Treasury advanced similar arguments – that it would set a dangerous precedent, and that it might endanger an ongoing investigation.
On March 2 the emails were released, and the multiple relationships that PwC has built across federal and state governments suddenly looked way too cosy.
In the end officials did little to answer the core question of why it took so long for this all to become public. There were lots of explanations and words (and finger-pointing) but none of it managed to fill the silence.
If there is a ray of light for PwC, it is the future-focused view of Peter de Cure, the new TPB chairman and former KPMG partner, who was appointed to the role two weeks ago on Treasury’s recommendation.
Greens senator Barbara Pocock, referring to the requirements of the Tax Agents Services Act, asked de Cure: “Has PwC acted honestly and with integrity?”
De Cure: “In relation to what happened in 2015, arguably no.”
Ms Pocock: “Arguably?”
De Cure: “In relation to what they’re doing today, I would imagine they probably are.”
PwC sends nine partners on leave, chairman exitsPwC will put nine senior partners on leave and will “ringfence” all federal government advisory work as part of a suite of measures designed to signal to the Commonwealth the firm is taking decisive action over its ongoing tax leaks scandal.
The Labor senator spearheading a probe of embattled accounting firm PwC has received whistleblower reports that the consultancy deliberately hired former government staff to mine for confidential information.

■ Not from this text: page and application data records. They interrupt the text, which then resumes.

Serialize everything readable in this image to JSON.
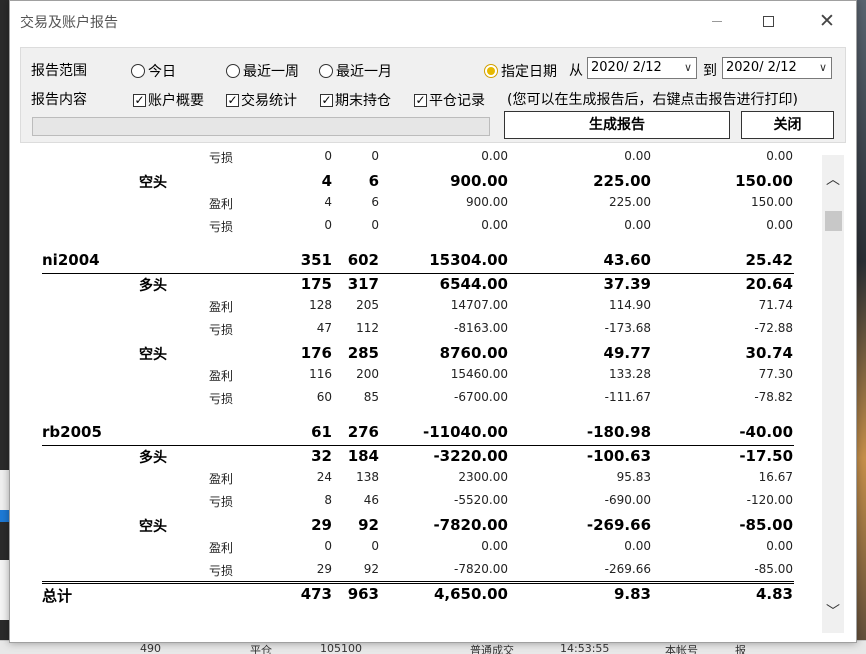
{
  "window": {
    "title": "交易及账户报告"
  },
  "scope": {
    "label": "报告范围",
    "options": [
      "今日",
      "最近一周",
      "最近一月",
      "指定日期"
    ],
    "selected": "指定日期",
    "from_label": "从",
    "from_date": "2020/ 2/12",
    "to_label": "到",
    "to_date": "2020/ 2/12"
  },
  "content": {
    "label": "报告内容",
    "checks": [
      "账户概要",
      "交易统计",
      "期末持仓",
      "平仓记录"
    ],
    "hint": "(您可以在生成报告后，右键点击报告进行打印)"
  },
  "buttons": {
    "generate": "生成报告",
    "close": "关闭"
  },
  "report": {
    "rows": [
      {
        "kind": "sub",
        "l3": "亏损",
        "v": [
          "0",
          "0",
          "0.00",
          "0.00",
          "0.00"
        ]
      },
      {
        "kind": "dir",
        "l2": "空头",
        "v": [
          "4",
          "6",
          "900.00",
          "225.00",
          "150.00"
        ]
      },
      {
        "kind": "sub",
        "l3": "盈利",
        "v": [
          "4",
          "6",
          "900.00",
          "225.00",
          "150.00"
        ]
      },
      {
        "kind": "sub",
        "l3": "亏损",
        "v": [
          "0",
          "0",
          "0.00",
          "0.00",
          "0.00"
        ]
      },
      {
        "kind": "gap"
      },
      {
        "kind": "sym",
        "l1": "ni2004",
        "v": [
          "351",
          "602",
          "15304.00",
          "43.60",
          "25.42"
        ]
      },
      {
        "kind": "dir",
        "l2": "多头",
        "v": [
          "175",
          "317",
          "6544.00",
          "37.39",
          "20.64"
        ]
      },
      {
        "kind": "sub",
        "l3": "盈利",
        "v": [
          "128",
          "205",
          "14707.00",
          "114.90",
          "71.74"
        ]
      },
      {
        "kind": "sub",
        "l3": "亏损",
        "v": [
          "47",
          "112",
          "-8163.00",
          "-173.68",
          "-72.88"
        ]
      },
      {
        "kind": "dir",
        "l2": "空头",
        "v": [
          "176",
          "285",
          "8760.00",
          "49.77",
          "30.74"
        ]
      },
      {
        "kind": "sub",
        "l3": "盈利",
        "v": [
          "116",
          "200",
          "15460.00",
          "133.28",
          "77.30"
        ]
      },
      {
        "kind": "sub",
        "l3": "亏损",
        "v": [
          "60",
          "85",
          "-6700.00",
          "-111.67",
          "-78.82"
        ]
      },
      {
        "kind": "gap"
      },
      {
        "kind": "sym",
        "l1": "rb2005",
        "v": [
          "61",
          "276",
          "-11040.00",
          "-180.98",
          "-40.00"
        ]
      },
      {
        "kind": "dir",
        "l2": "多头",
        "v": [
          "32",
          "184",
          "-3220.00",
          "-100.63",
          "-17.50"
        ]
      },
      {
        "kind": "sub",
        "l3": "盈利",
        "v": [
          "24",
          "138",
          "2300.00",
          "95.83",
          "16.67"
        ]
      },
      {
        "kind": "sub",
        "l3": "亏损",
        "v": [
          "8",
          "46",
          "-5520.00",
          "-690.00",
          "-120.00"
        ]
      },
      {
        "kind": "dir",
        "l2": "空头",
        "v": [
          "29",
          "92",
          "-7820.00",
          "-269.66",
          "-85.00"
        ]
      },
      {
        "kind": "sub",
        "l3": "盈利",
        "v": [
          "0",
          "0",
          "0.00",
          "0.00",
          "0.00"
        ]
      },
      {
        "kind": "sub",
        "l3": "亏损",
        "v": [
          "29",
          "92",
          "-7820.00",
          "-269.66",
          "-85.00"
        ]
      },
      {
        "kind": "tot",
        "l1": "总计",
        "v": [
          "473",
          "963",
          "4,650.00",
          "9.83",
          "4.83"
        ]
      }
    ]
  },
  "background": {
    "bottom_texts": [
      "490",
      "平仓",
      "105100",
      "普通成交",
      "14:53:55",
      "本帐号",
      "报"
    ]
  }
}
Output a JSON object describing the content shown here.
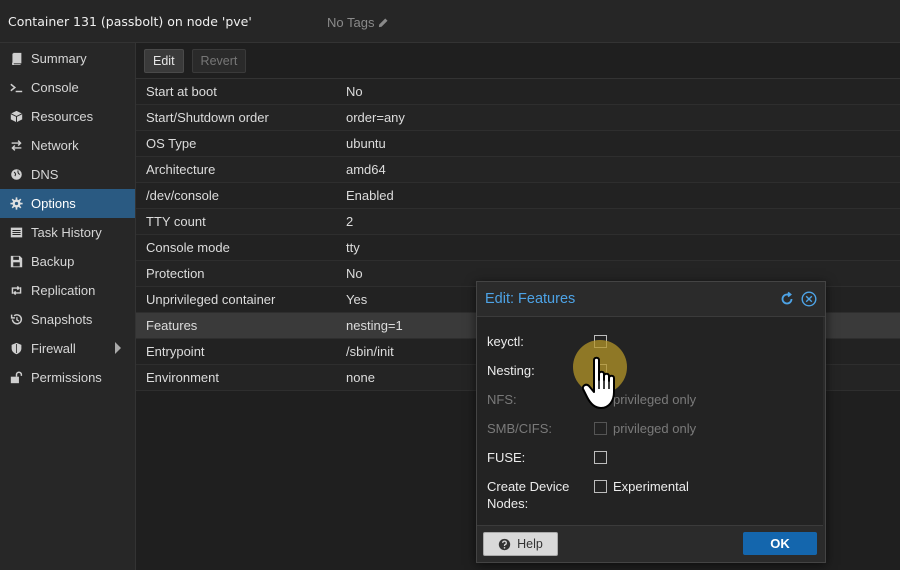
{
  "header": {
    "title": "Container 131 (passbolt) on node 'pve'",
    "tags": "No Tags",
    "tags_icon": "pencil-icon"
  },
  "sidebar": {
    "items": [
      {
        "label": "Summary",
        "icon": "book-icon"
      },
      {
        "label": "Console",
        "icon": "terminal-icon"
      },
      {
        "label": "Resources",
        "icon": "cube-icon"
      },
      {
        "label": "Network",
        "icon": "exchange-icon"
      },
      {
        "label": "DNS",
        "icon": "globe-icon"
      },
      {
        "label": "Options",
        "icon": "gear-icon",
        "active": true
      },
      {
        "label": "Task History",
        "icon": "list-icon"
      },
      {
        "label": "Backup",
        "icon": "floppy-icon"
      },
      {
        "label": "Replication",
        "icon": "retweet-icon"
      },
      {
        "label": "Snapshots",
        "icon": "history-icon"
      },
      {
        "label": "Firewall",
        "icon": "shield-icon",
        "expandable": true
      },
      {
        "label": "Permissions",
        "icon": "unlock-icon"
      }
    ]
  },
  "toolbar": {
    "edit_label": "Edit",
    "revert_label": "Revert"
  },
  "options": [
    {
      "key": "Start at boot",
      "value": "No"
    },
    {
      "key": "Start/Shutdown order",
      "value": "order=any"
    },
    {
      "key": "OS Type",
      "value": "ubuntu"
    },
    {
      "key": "Architecture",
      "value": "amd64"
    },
    {
      "key": "/dev/console",
      "value": "Enabled"
    },
    {
      "key": "TTY count",
      "value": "2"
    },
    {
      "key": "Console mode",
      "value": "tty"
    },
    {
      "key": "Protection",
      "value": "No"
    },
    {
      "key": "Unprivileged container",
      "value": "Yes"
    },
    {
      "key": "Features",
      "value": "nesting=1",
      "selected": true
    },
    {
      "key": "Entrypoint",
      "value": "/sbin/init"
    },
    {
      "key": "Environment",
      "value": "none"
    }
  ],
  "dialog": {
    "title": "Edit: Features",
    "fields": {
      "keyctl": {
        "label": "keyctl:",
        "checked": false
      },
      "nesting": {
        "label": "Nesting:",
        "checked": true
      },
      "nfs": {
        "label": "NFS:",
        "after": "privileged only",
        "disabled": true
      },
      "smb": {
        "label": "SMB/CIFS:",
        "after": "privileged only",
        "disabled": true
      },
      "fuse": {
        "label": "FUSE:",
        "checked": false
      },
      "mknod": {
        "label": "Create Device Nodes:",
        "after": "Experimental"
      }
    },
    "help_label": "Help",
    "ok_label": "OK"
  },
  "colors": {
    "accent": "#1466ad",
    "active_nav": "#2a5a82",
    "dialog_title": "#4da3e6",
    "highlight": "#b4962a"
  }
}
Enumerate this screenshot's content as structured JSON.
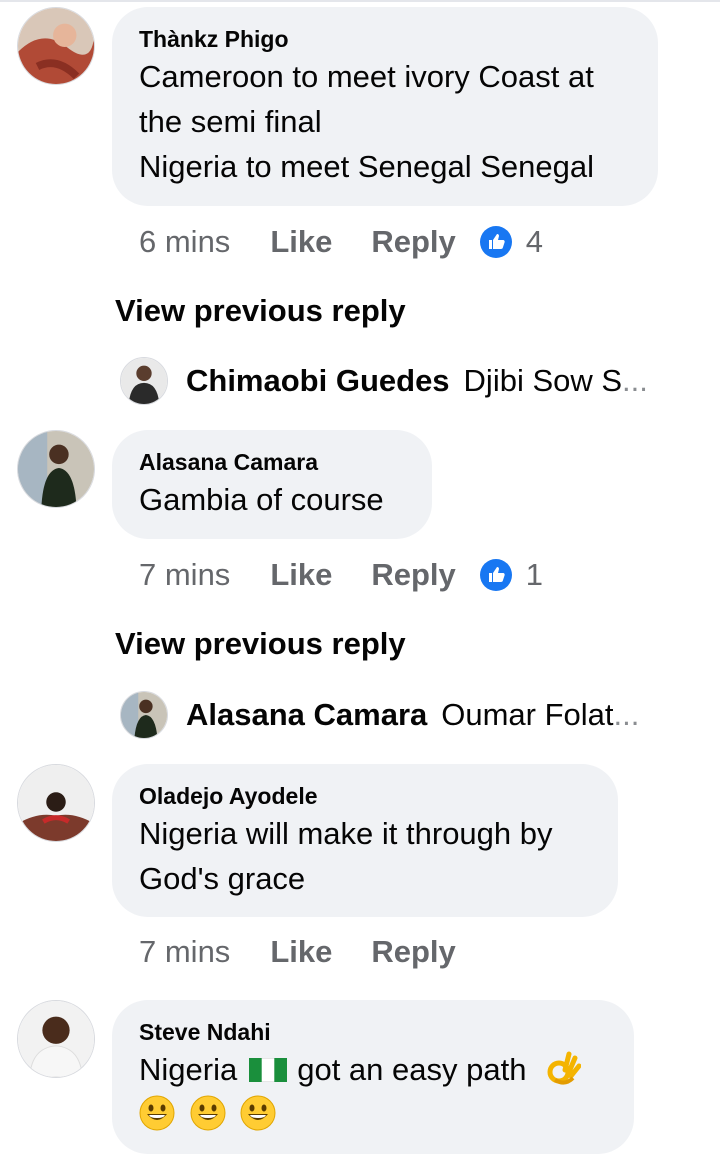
{
  "comments": [
    {
      "author": "Thànkz Phigo",
      "lines": [
        "Cameroon to meet ivory Coast at",
        "the semi final",
        "Nigeria to meet Senegal Senegal"
      ],
      "time": "6 mins",
      "like_label": "Like",
      "reply_label": "Reply",
      "reaction_count": "4"
    },
    {
      "author": "Alasana Camara",
      "lines": [
        "Gambia of course"
      ],
      "time": "7 mins",
      "like_label": "Like",
      "reply_label": "Reply",
      "reaction_count": "1"
    },
    {
      "author": "Oladejo Ayodele",
      "lines": [
        "Nigeria will make it through by",
        "God's grace"
      ],
      "time": "7 mins",
      "like_label": "Like",
      "reply_label": "Reply"
    },
    {
      "author": "Steve Ndahi",
      "text_before_flag": "Nigeria",
      "text_after_flag": "got an easy path",
      "emoji_line": [
        "grinning-face",
        "grinning-face",
        "grinning-face"
      ],
      "trailing_emoji": "ok-hand"
    }
  ],
  "view_previous_reply_label": "View previous reply",
  "replies": [
    {
      "author": "Chimaobi Guedes",
      "snippet": "Djibi Sow S",
      "ellipsis": "..."
    },
    {
      "author": "Alasana Camara",
      "snippet": "Oumar Folat",
      "ellipsis": "..."
    }
  ],
  "colors": {
    "bubble_bg": "#f0f2f5",
    "meta_text": "#65676b",
    "like_icon_blue": "#1877f2"
  }
}
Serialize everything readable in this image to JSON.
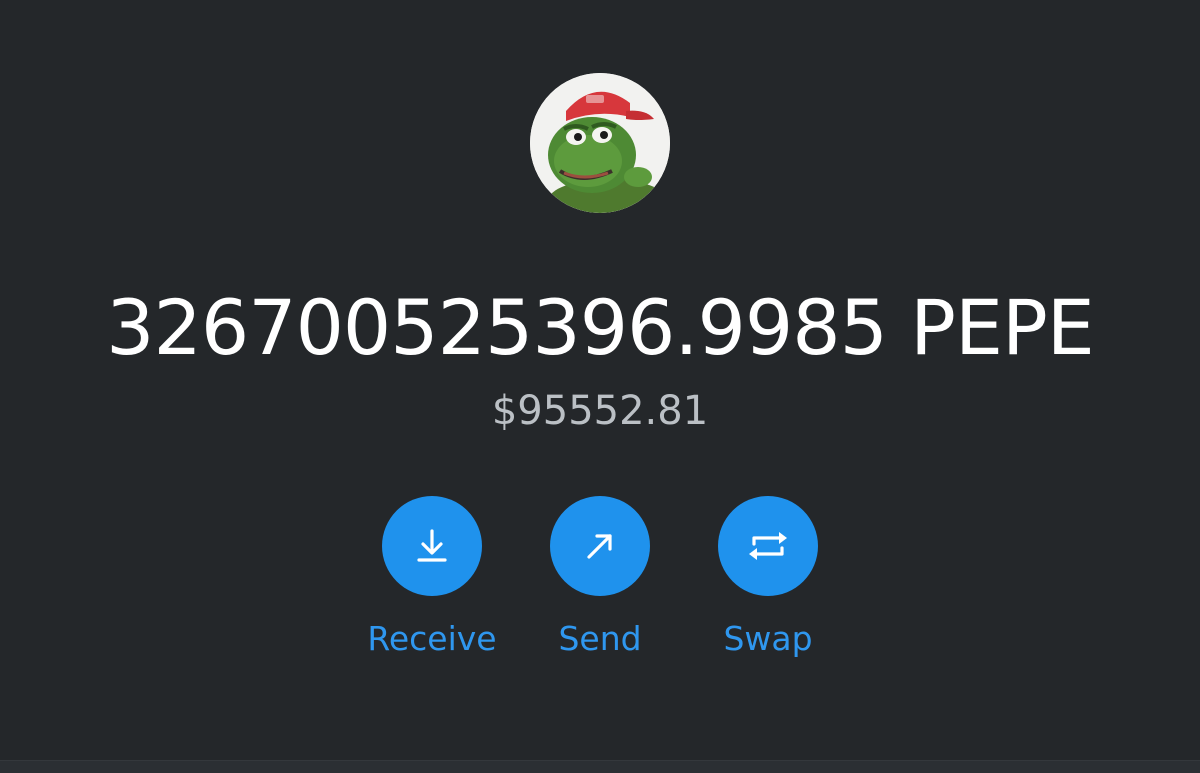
{
  "asset": {
    "balance": "326700525396.9985 PEPE",
    "fiat_value": "$95552.81",
    "icon": "pepe-frog-token-icon"
  },
  "actions": [
    {
      "label": "Receive",
      "icon": "download-arrow-icon"
    },
    {
      "label": "Send",
      "icon": "diagonal-arrow-icon"
    },
    {
      "label": "Swap",
      "icon": "swap-arrows-icon"
    }
  ],
  "colors": {
    "background": "#24272a",
    "accent": "#1f92ed",
    "text_primary": "#ffffff",
    "text_secondary": "#bbc0c5"
  }
}
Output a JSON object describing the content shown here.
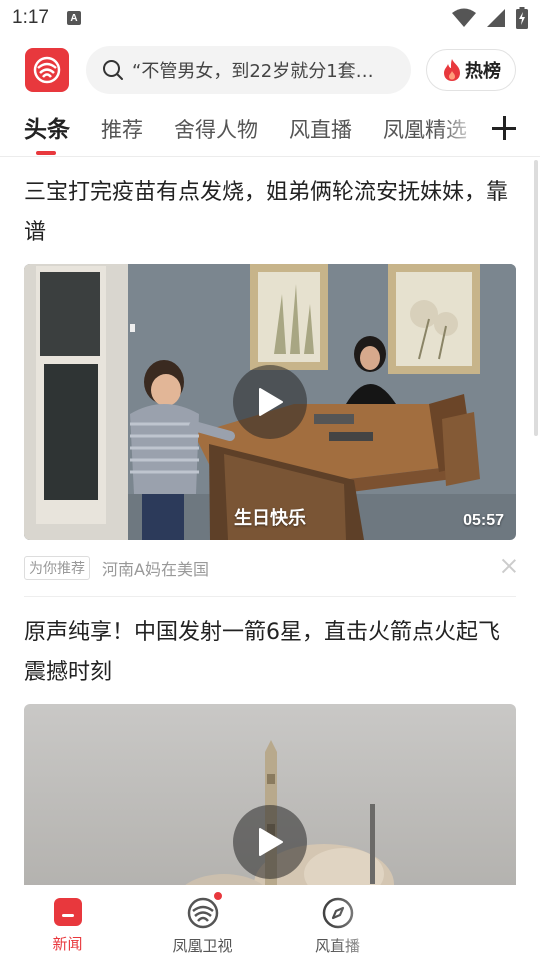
{
  "status_bar": {
    "time": "1:17",
    "notification_icon": "a-icon",
    "icons": [
      "wifi-icon",
      "signal-icon",
      "battery-icon"
    ]
  },
  "header": {
    "logo_icon": "phoenix-logo-icon",
    "search": {
      "placeholder": "“不管男女，到22岁就分1套…"
    },
    "hot_button": {
      "label": "热榜",
      "icon": "flame-icon",
      "color": "#e8383d"
    }
  },
  "tabs": {
    "items": [
      {
        "label": "头条",
        "active": true
      },
      {
        "label": "推荐",
        "active": false
      },
      {
        "label": "舍得人物",
        "active": false
      },
      {
        "label": "风直播",
        "active": false
      },
      {
        "label": "凤凰精选",
        "active": false
      }
    ],
    "add_icon": "plus-icon"
  },
  "feed": {
    "cards": [
      {
        "title": "三宝打完疫苗有点发烧，姐弟俩轮流安抚妹妹，靠谱",
        "video_caption": "生日快乐",
        "duration": "05:57",
        "tag": "为你推荐",
        "source": "河南A妈在美国"
      },
      {
        "title": "原声纯享！中国发射一箭6星，直击火箭点火起飞震撼时刻"
      }
    ]
  },
  "bottom_nav": {
    "items": [
      {
        "label": "新闻",
        "icon": "news-icon",
        "active": true
      },
      {
        "label": "凤凰卫视",
        "icon": "phoenix-tv-icon",
        "active": false,
        "badge": true
      },
      {
        "label": "风直播",
        "icon": "compass-icon",
        "active": false
      }
    ]
  },
  "colors": {
    "accent": "#e8383d",
    "text": "#222222",
    "muted": "#999999"
  }
}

As senior ministers and government departments put a pause on working with the firm after revelations it leaked sensitive government tax plans to partners and clients, Senator Deborah O’Neill has aired concerns that its attempts to obtain sensitive information were more systematic.